Task directions:
Return each line of the data below verbatim; pictures are to be left out.

##### Data in this exercise

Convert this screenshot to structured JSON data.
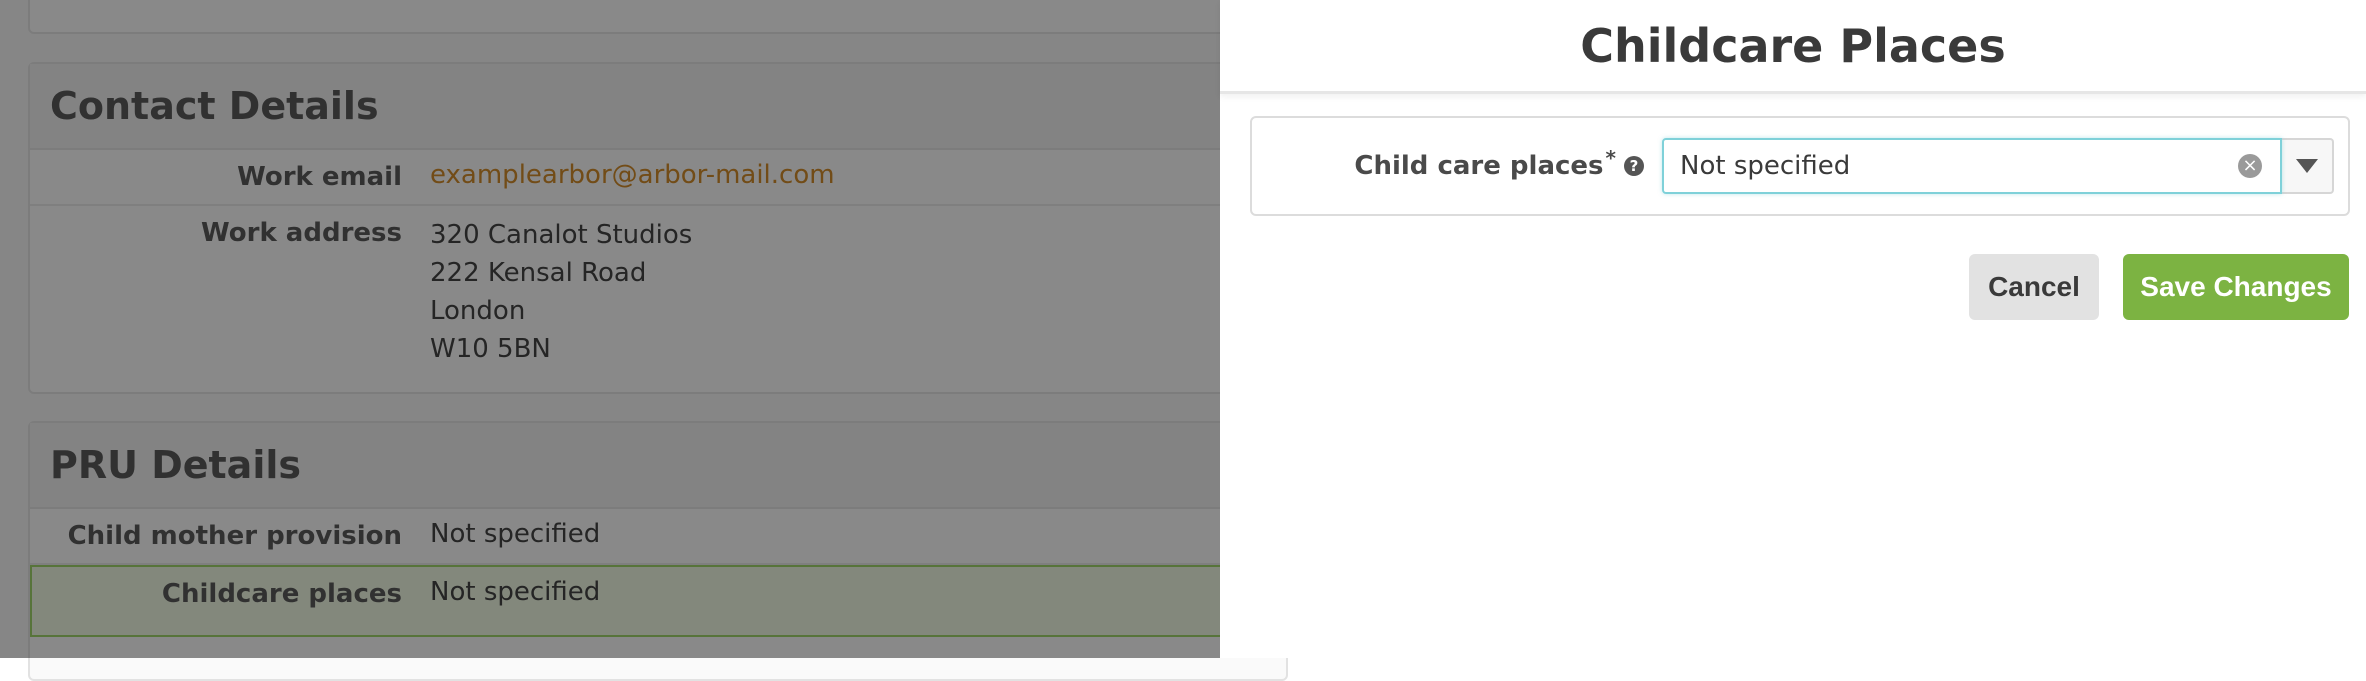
{
  "background": {
    "contact": {
      "title": "Contact Details",
      "work_email_label": "Work email",
      "work_email_value": "examplearbor@arbor-mail.com",
      "work_address_label": "Work address",
      "work_address_lines": [
        "320 Canalot Studios",
        "222 Kensal Road",
        "London",
        "W10 5BN"
      ]
    },
    "pru": {
      "title": "PRU Details",
      "child_mother_label": "Child mother provision",
      "child_mother_value": "Not specified",
      "childcare_label": "Childcare places",
      "childcare_value": "Not specified"
    }
  },
  "dialog": {
    "title": "Childcare Places",
    "field_label": "Child care places",
    "required_marker": "*",
    "help_icon": "question-circle-icon",
    "select_value": "Not specified",
    "clear_icon": "clear-circle-icon",
    "dropdown_icon": "chevron-down-icon",
    "cancel_label": "Cancel",
    "save_label": "Save Changes"
  },
  "colors": {
    "accent_green": "#7cb342",
    "link_orange": "#d08a2a",
    "focus_teal": "#7fd1d9"
  }
}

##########

Exercise result:
Convert this screenshot to structured JSON data.
{
  "background": {
    "contact": {
      "title": "Contact Details",
      "work_email_label": "Work email",
      "work_email_value": "examplearbor@arbor-mail.com",
      "work_address_label": "Work address",
      "work_address_lines": [
        "320 Canalot Studios",
        "222 Kensal Road",
        "London",
        "W10 5BN"
      ]
    },
    "pru": {
      "title": "PRU Details",
      "child_mother_label": "Child mother provision",
      "child_mother_value": "Not specified",
      "childcare_label": "Childcare places",
      "childcare_value": "Not specified"
    }
  },
  "dialog": {
    "title": "Childcare Places",
    "field_label": "Child care places",
    "required_marker": "*",
    "help_icon": "question-circle-icon",
    "select_value": "Not specified",
    "clear_icon": "clear-circle-icon",
    "dropdown_icon": "chevron-down-icon",
    "cancel_label": "Cancel",
    "save_label": "Save Changes"
  },
  "colors": {
    "accent_green": "#7cb342",
    "link_orange": "#d08a2a",
    "focus_teal": "#7fd1d9"
  }
}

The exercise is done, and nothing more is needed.